The symptoms of fall/winter-onset SAD can have these symptoms:
- Mood changes
- Fatigue and lower energy levels
- Sleep changes
- Withdrawal from others and activities that are usually enjoyable
- Suffering from aches and pains
- Increase in appetite and, more specifically, carb cravings
- Weight gain
The numbers of fall/winter SAD tend to be higher further from the equator. This is thought to be because of the lack of light in the winter months, which causes levels of serotonin to drop. There are a few ways you can combat the effects of SAD:
- Prescribed medication to increase serotonin levels
- Vitamin D supplements
- Exercise, specifically aerobic
- Getting quality sleep by turning off technology at least one hour before bed, avoiding long naps during the day and keeping regular sleep and wake times, even on the weekends
- Light therapy
Light therapy can be one of the most effective ways to improve SAD. On a sunny day, walking at least 30 minutes outside or on a cloudy day for two hours, can help alleviate the symptoms. However, most people can’t make time to fit in two hours of walking, so there are other ways to increase daily light intake:

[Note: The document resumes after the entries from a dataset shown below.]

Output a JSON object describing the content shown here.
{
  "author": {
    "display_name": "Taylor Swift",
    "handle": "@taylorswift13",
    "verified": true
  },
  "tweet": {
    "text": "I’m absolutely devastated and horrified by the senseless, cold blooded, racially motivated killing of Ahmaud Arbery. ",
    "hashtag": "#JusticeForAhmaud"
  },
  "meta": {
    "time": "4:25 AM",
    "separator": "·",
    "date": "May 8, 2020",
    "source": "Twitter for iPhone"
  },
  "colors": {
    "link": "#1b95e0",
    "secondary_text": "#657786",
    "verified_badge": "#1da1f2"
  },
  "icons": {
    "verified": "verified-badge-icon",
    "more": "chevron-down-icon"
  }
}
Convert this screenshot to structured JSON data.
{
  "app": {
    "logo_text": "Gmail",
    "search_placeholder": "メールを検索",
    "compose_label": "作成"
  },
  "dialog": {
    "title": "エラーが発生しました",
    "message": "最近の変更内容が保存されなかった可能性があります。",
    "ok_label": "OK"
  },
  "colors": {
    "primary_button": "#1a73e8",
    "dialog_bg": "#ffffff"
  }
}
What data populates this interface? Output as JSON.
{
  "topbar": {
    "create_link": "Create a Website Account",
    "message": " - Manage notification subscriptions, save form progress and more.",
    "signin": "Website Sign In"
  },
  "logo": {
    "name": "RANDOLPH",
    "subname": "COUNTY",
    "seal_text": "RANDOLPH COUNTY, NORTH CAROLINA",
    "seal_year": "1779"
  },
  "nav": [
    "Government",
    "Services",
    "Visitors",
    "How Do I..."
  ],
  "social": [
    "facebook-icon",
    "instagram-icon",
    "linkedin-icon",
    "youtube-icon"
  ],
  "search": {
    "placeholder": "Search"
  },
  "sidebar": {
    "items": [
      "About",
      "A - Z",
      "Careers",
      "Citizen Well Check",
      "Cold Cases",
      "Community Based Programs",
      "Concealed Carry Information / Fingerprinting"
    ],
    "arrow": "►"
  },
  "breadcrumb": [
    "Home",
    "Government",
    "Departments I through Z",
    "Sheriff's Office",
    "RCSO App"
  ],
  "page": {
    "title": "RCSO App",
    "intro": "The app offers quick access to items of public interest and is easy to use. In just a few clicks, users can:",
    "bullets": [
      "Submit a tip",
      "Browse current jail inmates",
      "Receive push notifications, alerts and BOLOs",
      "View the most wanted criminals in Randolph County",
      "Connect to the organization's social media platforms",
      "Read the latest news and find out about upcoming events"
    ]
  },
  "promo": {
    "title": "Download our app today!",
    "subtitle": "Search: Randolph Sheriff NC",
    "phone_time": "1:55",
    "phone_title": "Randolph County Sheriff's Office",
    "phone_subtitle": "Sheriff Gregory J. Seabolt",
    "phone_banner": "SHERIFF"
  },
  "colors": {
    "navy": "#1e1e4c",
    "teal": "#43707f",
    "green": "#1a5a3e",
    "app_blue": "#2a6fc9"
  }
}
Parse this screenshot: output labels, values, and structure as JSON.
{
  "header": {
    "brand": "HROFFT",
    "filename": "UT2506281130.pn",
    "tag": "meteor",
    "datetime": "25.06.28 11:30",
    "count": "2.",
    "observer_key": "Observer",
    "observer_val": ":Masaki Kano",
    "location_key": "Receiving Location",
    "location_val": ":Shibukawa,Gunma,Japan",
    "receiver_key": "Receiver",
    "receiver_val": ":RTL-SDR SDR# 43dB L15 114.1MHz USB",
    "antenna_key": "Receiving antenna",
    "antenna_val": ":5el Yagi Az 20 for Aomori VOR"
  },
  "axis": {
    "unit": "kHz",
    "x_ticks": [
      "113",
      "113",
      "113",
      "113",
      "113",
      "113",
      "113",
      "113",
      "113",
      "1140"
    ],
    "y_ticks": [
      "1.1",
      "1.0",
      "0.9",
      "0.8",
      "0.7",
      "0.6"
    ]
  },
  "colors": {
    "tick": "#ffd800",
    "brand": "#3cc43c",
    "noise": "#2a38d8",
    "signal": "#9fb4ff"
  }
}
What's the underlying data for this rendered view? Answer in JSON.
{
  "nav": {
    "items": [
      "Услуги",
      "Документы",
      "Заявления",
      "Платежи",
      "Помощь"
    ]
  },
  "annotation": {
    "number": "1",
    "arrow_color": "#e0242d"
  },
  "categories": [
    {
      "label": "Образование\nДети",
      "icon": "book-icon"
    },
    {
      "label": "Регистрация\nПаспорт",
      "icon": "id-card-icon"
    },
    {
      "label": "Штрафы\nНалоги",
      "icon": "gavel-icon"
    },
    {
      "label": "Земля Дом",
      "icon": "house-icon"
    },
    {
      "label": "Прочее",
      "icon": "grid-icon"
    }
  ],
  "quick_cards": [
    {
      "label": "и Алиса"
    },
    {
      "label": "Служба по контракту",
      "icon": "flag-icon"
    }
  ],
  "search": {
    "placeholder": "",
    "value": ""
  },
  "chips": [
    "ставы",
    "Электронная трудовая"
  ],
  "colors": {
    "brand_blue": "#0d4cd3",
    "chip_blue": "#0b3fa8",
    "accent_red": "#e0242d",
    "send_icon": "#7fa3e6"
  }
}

- A light box or lamp with 10,000 LUX — You only need to use the lamp for 30–60 minutes on a daily basis, but try using it right away in the morning and at the same time every day to get the most benefit.
- A dawn simulator — If you have difficulty waking up during dark winter mornings, a dawn simulator is an alarm clock with a light that progressively gets brighter 30–60 minutes before your alarm goes off.
Recognizing the symptoms of SAD can prevent them from becoming severe. If your symptoms persist or worsen, contact your primary care provider to talk about your concerns.
Watch this video about seasonal affective disorder:
Read a Q&A about seasonal depression to learn more.